_Brief_.
Repeat the listing that follows exactly, please.

_Record excerpts_.
"""

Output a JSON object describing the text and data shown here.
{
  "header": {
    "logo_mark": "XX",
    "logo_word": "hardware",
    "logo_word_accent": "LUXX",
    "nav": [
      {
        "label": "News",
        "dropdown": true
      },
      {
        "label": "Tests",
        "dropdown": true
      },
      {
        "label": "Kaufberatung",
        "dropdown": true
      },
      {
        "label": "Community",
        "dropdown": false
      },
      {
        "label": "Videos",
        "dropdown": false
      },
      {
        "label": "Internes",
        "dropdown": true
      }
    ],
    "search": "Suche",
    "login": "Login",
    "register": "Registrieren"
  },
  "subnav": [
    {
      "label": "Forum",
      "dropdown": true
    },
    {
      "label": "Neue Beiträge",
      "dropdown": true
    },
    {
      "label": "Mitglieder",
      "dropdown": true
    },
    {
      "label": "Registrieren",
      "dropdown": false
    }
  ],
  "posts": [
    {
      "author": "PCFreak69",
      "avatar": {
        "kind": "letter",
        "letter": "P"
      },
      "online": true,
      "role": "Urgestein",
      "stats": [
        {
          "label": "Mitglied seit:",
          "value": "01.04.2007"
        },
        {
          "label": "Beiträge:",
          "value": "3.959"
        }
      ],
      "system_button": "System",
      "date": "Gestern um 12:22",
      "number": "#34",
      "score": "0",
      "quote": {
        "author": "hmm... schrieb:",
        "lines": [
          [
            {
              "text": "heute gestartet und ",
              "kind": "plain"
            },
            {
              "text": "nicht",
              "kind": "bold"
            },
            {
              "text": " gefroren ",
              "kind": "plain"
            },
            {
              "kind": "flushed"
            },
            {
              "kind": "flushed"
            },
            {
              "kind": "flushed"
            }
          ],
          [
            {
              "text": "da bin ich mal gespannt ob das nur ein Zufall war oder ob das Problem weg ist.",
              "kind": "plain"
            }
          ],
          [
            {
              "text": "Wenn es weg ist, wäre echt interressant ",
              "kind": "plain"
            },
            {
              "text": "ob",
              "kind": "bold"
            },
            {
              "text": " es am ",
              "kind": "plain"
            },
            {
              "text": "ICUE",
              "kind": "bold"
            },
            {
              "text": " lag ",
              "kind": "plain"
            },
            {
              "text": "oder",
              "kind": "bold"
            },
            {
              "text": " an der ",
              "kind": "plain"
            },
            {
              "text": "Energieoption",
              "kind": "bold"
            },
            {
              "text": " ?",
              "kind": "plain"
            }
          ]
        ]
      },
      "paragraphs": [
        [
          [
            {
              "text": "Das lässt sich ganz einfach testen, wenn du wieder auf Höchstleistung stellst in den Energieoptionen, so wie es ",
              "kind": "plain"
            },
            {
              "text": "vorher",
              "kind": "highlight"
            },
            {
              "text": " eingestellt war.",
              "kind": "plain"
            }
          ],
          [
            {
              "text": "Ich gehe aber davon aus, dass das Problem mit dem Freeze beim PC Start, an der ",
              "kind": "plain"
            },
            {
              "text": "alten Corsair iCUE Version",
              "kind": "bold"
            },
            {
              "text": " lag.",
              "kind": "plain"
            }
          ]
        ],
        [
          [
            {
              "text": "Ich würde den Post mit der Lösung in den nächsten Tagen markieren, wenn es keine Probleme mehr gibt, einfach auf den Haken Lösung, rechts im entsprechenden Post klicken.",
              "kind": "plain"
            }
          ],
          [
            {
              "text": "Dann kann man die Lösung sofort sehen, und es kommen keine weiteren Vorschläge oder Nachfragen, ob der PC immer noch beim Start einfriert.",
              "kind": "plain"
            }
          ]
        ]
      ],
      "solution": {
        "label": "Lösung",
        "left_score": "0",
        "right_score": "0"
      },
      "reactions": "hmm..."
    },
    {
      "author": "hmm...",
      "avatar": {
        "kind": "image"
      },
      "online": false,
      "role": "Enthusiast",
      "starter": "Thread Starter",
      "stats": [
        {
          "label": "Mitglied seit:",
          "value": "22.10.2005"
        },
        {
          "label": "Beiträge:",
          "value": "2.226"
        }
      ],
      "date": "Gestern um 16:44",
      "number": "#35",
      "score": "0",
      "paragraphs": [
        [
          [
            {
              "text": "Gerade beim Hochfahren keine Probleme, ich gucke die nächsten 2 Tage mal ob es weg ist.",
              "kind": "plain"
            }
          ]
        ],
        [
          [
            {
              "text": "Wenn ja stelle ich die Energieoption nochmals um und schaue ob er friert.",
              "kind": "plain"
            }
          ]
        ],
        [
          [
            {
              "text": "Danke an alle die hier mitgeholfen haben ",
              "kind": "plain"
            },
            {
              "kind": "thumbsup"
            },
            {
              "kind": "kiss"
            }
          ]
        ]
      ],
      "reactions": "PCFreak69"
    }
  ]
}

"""

_Exercise solution_.
Output a JSON object describing the text and data shown here.
{
  "header": {
    "logo_mark": "XX",
    "logo_word": "hardware",
    "logo_word_accent": "LUXX",
    "nav": [
      {
        "label": "News",
        "dropdown": true
      },
      {
        "label": "Tests",
        "dropdown": true
      },
      {
        "label": "Kaufberatung",
        "dropdown": true
      },
      {
        "label": "Community",
        "dropdown": false
      },
      {
        "label": "Videos",
        "dropdown": false
      },
      {
        "label": "Internes",
        "dropdown": true
      }
    ],
    "search": "Suche",
    "login": "Login",
    "register": "Registrieren"
  },
  "subnav": [
    {
      "label": "Forum",
      "dropdown": true
    },
    {
      "label": "Neue Beiträge",
      "dropdown": true
    },
    {
      "label": "Mitglieder",
      "dropdown": true
    },
    {
      "label": "Registrieren",
      "dropdown": false
    }
  ],
  "posts": [
    {
      "author": "PCFreak69",
      "avatar": {
        "kind": "letter",
        "letter": "P"
      },
      "online": true,
      "role": "Urgestein",
      "stats": [
        {
          "label": "Mitglied seit:",
          "value": "01.04.2007"
        },
        {
          "label": "Beiträge:",
          "value": "3.959"
        }
      ],
      "system_button": "System",
      "date": "Gestern um 12:22",
      "number": "#34",
      "score": "0",
      "quote": {
        "author": "hmm... schrieb:",
        "lines": [
          [
            {
              "text": "heute gestartet und ",
              "kind": "plain"
            },
            {
              "text": "nicht",
              "kind": "bold"
            },
            {
              "text": " gefroren ",
              "kind": "plain"
            },
            {
              "kind": "flushed"
            },
            {
              "kind": "flushed"
            },
            {
              "kind": "flushed"
            }
          ],
          [
            {
              "text": "da bin ich mal gespannt ob das nur ein Zufall war oder ob das Problem weg ist.",
              "kind": "plain"
            }
          ],
          [
            {
              "text": "Wenn es weg ist, wäre echt interressant ",
              "kind": "plain"
            },
            {
              "text": "ob",
              "kind": "bold"
            },
            {
              "text": " es am ",
              "kind": "plain"
            },
            {
              "text": "ICUE",
              "kind": "bold"
            },
            {
              "text": " lag ",
              "kind": "plain"
            },
            {
              "text": "oder",
              "kind": "bold"
            },
            {
              "text": " an der ",
              "kind": "plain"
            },
            {
              "text": "Energieoption",
              "kind": "bold"
            },
            {
              "text": " ?",
              "kind": "plain"
            }
          ]
        ]
      },
      "paragraphs": [
        [
          [
            {
              "text": "Das lässt sich ganz einfach testen, wenn du wieder auf Höchstleistung stellst in den Energieoptionen, so wie es ",
              "kind": "plain"
            },
            {
              "text": "vorher",
              "kind": "highlight"
            },
            {
              "text": " eingestellt war.",
              "kind": "plain"
            }
          ],
          [
            {
              "text": "Ich gehe aber davon aus, dass das Problem mit dem Freeze beim PC Start, an der ",
              "kind": "plain"
            },
            {
              "text": "alten Corsair iCUE Version",
              "kind": "bold"
            },
            {
              "text": " lag.",
              "kind": "plain"
            }
          ]
        ],
        [
          [
            {
              "text": "Ich würde den Post mit der Lösung in den nächsten Tagen markieren, wenn es keine Probleme mehr gibt, einfach auf den Haken Lösung, rechts im entsprechenden Post klicken.",
              "kind": "plain"
            }
          ],
          [
            {
              "text": "Dann kann man die Lösung sofort sehen, und es kommen keine weiteren Vorschläge oder Nachfragen, ob der PC immer noch beim Start einfriert.",
              "kind": "plain"
            }
          ]
        ]
      ],
      "solution": {
        "label": "Lösung",
        "left_score": "0",
        "right_score": "0"
      },
      "reactions": "hmm..."
    },
    {
      "author": "hmm...",
      "avatar": {
        "kind": "image"
      },
      "online": false,
      "role": "Enthusiast",
      "starter": "Thread Starter",
      "stats": [
        {
          "label": "Mitglied seit:",
          "value": "22.10.2005"
        },
        {
          "label": "Beiträge:",
          "value": "2.226"
        }
      ],
      "date": "Gestern um 16:44",
      "number": "#35",
      "score": "0",
      "paragraphs": [
        [
          [
            {
              "text": "Gerade beim Hochfahren keine Probleme, ich gucke die nächsten 2 Tage mal ob es weg ist.",
              "kind": "plain"
            }
          ]
        ],
        [
          [
            {
              "text": "Wenn ja stelle ich die Energieoption nochmals um und schaue ob er friert.",
              "kind": "plain"
            }
          ]
        ],
        [
          [
            {
              "text": "Danke an alle die hier mitgeholfen haben ",
              "kind": "plain"
            },
            {
              "kind": "thumbsup"
            },
            {
              "kind": "kiss"
            }
          ]
        ]
      ],
      "reactions": "PCFreak69"
    }
  ]
}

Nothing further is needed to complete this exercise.